(WHAT THE TASK ASKS): Pull every line containing "true" from the entries.

(MATERIAL SUPPLIED):
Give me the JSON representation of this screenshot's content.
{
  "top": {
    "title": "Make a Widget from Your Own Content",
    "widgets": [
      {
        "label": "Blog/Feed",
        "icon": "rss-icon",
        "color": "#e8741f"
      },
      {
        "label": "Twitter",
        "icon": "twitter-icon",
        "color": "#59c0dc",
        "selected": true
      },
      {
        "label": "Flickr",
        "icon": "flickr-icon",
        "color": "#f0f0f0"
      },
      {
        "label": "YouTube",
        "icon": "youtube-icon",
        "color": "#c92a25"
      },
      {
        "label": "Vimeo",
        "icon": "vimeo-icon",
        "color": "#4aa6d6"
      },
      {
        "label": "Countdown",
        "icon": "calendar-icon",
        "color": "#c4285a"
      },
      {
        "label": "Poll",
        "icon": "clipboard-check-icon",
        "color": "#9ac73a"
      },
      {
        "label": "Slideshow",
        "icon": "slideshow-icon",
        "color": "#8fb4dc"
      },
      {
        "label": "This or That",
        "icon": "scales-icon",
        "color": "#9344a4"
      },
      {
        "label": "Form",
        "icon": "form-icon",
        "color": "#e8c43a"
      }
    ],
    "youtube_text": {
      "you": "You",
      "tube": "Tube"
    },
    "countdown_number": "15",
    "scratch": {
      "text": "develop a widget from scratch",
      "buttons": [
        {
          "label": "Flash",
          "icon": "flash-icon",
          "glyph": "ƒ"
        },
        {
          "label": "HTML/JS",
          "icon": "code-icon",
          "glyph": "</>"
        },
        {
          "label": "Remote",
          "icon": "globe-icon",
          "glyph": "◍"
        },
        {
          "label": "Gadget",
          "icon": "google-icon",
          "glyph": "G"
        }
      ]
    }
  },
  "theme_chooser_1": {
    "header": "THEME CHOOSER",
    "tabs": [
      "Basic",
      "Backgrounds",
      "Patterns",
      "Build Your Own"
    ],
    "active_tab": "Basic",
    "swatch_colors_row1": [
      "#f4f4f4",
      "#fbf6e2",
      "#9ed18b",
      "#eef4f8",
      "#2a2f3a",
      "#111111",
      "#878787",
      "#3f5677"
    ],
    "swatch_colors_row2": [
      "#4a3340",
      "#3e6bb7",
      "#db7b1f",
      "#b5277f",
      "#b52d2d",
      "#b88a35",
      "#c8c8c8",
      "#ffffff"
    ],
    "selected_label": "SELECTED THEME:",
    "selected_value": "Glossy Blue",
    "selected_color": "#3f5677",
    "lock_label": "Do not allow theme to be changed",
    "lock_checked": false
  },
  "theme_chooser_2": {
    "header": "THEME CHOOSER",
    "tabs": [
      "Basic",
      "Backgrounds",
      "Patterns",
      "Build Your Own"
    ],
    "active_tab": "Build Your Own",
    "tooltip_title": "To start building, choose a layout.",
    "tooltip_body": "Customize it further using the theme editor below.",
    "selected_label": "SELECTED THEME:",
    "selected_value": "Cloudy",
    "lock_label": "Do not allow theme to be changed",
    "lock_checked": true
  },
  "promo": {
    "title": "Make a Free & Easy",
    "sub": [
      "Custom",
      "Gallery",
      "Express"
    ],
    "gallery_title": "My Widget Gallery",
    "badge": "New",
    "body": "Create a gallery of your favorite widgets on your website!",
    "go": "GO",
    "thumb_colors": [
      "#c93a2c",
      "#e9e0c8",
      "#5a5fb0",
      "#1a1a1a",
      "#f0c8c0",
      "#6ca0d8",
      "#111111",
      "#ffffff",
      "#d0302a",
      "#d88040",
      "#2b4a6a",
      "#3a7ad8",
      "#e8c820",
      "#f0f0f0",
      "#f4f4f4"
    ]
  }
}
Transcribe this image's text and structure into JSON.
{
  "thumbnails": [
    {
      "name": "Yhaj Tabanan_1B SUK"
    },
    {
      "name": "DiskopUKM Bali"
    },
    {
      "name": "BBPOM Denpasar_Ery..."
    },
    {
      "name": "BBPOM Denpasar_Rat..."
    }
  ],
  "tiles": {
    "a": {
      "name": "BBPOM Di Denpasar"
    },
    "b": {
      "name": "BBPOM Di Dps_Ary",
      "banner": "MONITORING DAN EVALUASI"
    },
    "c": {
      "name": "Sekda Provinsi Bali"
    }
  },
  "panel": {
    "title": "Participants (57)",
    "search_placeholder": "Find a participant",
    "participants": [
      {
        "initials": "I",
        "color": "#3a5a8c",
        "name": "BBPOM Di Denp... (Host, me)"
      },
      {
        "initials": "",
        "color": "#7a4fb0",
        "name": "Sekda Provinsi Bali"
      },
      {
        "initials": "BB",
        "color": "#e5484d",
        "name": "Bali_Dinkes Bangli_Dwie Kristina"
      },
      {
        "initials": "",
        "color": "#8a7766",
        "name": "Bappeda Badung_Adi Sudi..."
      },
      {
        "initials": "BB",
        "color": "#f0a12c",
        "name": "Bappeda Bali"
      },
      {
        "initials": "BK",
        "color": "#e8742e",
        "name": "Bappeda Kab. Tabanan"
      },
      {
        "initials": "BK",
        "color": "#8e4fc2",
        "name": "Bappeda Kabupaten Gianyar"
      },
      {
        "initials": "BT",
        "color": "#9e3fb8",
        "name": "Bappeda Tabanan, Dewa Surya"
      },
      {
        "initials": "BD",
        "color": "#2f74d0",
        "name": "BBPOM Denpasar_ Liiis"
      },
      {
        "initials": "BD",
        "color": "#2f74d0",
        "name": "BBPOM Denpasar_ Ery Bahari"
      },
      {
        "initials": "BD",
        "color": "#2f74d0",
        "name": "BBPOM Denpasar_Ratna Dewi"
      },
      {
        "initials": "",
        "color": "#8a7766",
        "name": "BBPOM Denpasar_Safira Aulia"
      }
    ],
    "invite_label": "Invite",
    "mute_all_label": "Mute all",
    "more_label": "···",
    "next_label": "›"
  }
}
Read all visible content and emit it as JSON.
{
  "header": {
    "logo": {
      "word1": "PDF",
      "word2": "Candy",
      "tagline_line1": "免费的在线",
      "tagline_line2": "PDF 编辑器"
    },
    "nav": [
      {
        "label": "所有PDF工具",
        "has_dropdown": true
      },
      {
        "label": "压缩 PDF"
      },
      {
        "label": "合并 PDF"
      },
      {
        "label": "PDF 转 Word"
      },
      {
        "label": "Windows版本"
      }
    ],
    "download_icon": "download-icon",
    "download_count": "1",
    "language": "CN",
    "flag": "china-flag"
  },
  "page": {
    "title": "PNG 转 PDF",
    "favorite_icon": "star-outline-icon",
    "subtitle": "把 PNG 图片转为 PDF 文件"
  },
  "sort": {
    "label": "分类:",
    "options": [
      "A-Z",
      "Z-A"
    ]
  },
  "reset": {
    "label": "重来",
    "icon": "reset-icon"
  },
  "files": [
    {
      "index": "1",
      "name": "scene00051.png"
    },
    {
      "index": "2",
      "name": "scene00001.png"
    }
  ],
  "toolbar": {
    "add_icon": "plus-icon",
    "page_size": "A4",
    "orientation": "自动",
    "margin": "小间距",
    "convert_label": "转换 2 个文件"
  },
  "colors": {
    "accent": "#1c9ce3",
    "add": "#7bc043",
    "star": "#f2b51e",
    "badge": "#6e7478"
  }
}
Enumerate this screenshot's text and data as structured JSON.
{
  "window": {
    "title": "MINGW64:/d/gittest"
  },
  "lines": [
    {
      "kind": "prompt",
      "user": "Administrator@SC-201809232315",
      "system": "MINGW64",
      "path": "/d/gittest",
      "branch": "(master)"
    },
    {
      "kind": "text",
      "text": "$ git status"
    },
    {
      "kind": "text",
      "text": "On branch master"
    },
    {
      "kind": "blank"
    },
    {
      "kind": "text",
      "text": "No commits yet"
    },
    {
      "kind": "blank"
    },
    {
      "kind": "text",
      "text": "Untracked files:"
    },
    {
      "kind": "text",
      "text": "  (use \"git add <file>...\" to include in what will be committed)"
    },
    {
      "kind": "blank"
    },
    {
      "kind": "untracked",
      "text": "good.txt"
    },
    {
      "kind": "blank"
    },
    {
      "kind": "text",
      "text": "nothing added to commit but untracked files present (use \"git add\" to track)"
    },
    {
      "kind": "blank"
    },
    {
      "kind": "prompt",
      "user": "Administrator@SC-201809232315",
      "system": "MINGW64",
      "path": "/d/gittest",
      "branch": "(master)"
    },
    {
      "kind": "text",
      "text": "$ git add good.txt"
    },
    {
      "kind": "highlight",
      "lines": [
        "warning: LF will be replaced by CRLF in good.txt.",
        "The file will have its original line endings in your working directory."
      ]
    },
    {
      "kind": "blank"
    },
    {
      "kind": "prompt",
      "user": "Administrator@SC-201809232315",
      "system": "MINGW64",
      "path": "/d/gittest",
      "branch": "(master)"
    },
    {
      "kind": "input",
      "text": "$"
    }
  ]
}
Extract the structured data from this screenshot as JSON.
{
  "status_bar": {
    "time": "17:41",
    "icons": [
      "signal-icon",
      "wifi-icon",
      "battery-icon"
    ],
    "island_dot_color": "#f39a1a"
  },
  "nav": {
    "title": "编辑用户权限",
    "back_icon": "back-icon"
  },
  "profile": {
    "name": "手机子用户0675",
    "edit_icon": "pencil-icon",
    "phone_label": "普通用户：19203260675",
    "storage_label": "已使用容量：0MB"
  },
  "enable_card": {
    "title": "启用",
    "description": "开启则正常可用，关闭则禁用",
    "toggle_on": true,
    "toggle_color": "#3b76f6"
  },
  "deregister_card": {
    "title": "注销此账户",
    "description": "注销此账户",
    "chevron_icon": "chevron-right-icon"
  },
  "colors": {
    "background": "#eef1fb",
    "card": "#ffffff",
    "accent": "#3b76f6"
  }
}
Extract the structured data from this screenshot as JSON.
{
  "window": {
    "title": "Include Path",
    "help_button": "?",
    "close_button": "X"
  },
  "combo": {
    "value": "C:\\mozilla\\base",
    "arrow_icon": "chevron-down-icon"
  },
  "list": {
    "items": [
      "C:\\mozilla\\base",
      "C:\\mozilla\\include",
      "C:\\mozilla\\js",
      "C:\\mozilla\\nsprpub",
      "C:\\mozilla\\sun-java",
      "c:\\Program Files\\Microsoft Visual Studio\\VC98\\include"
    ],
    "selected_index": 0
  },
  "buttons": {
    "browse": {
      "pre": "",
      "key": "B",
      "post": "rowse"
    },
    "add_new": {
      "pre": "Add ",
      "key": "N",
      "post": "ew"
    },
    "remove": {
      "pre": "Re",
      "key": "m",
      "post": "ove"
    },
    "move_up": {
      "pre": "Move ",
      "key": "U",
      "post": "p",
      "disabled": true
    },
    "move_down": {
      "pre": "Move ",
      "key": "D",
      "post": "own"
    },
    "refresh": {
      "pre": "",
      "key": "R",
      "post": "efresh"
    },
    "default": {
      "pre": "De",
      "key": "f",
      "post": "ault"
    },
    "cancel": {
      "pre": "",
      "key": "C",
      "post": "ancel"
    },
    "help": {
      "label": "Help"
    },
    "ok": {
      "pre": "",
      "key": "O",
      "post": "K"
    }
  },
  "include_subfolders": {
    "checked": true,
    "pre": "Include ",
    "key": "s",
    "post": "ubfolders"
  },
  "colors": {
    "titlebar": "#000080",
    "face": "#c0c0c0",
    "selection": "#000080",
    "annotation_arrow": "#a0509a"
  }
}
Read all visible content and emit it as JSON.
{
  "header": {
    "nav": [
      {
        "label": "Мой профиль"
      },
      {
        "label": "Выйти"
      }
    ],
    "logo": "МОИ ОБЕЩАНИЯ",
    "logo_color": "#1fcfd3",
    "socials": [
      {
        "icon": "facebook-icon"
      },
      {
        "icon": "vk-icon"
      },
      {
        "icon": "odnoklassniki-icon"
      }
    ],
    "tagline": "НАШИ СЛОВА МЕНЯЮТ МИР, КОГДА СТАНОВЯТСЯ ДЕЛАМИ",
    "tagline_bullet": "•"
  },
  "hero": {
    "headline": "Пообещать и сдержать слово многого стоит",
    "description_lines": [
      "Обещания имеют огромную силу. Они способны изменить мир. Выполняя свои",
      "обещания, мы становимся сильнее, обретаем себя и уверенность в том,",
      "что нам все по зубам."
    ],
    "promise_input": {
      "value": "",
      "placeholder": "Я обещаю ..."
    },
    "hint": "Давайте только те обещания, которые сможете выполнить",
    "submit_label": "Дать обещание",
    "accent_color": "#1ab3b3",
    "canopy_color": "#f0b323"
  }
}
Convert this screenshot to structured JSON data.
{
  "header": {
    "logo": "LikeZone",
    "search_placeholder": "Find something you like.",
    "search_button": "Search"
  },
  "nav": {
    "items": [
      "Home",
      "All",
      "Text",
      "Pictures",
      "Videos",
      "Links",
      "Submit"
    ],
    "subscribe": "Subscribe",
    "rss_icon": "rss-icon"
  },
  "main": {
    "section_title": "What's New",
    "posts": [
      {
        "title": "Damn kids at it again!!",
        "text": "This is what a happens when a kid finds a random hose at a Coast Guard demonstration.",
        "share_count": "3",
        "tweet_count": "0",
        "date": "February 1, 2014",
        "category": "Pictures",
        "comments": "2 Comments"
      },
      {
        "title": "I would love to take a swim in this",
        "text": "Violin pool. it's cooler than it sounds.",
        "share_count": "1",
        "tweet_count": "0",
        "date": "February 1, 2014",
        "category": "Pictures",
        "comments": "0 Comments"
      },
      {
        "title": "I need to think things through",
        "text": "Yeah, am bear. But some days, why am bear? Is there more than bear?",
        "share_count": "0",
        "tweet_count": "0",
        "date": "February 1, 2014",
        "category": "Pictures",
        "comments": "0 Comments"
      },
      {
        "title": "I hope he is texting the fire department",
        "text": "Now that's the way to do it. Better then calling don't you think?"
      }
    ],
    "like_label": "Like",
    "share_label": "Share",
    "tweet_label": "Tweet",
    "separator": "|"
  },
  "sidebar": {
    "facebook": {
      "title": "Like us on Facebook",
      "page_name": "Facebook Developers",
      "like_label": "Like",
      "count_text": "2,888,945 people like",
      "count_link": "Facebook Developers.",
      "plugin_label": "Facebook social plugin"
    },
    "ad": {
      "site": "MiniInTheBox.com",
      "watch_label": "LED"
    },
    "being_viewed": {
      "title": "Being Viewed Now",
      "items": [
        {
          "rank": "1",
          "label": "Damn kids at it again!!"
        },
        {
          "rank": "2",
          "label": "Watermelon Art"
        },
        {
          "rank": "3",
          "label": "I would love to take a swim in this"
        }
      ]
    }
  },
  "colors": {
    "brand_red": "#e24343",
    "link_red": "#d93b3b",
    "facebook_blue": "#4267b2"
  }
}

(PROBLEM SOLUTION):
        "selected": true
    "lock_checked": true
        "has_dropdown": true
    "toggle_on": true,
      "disabled": true
    "checked": true,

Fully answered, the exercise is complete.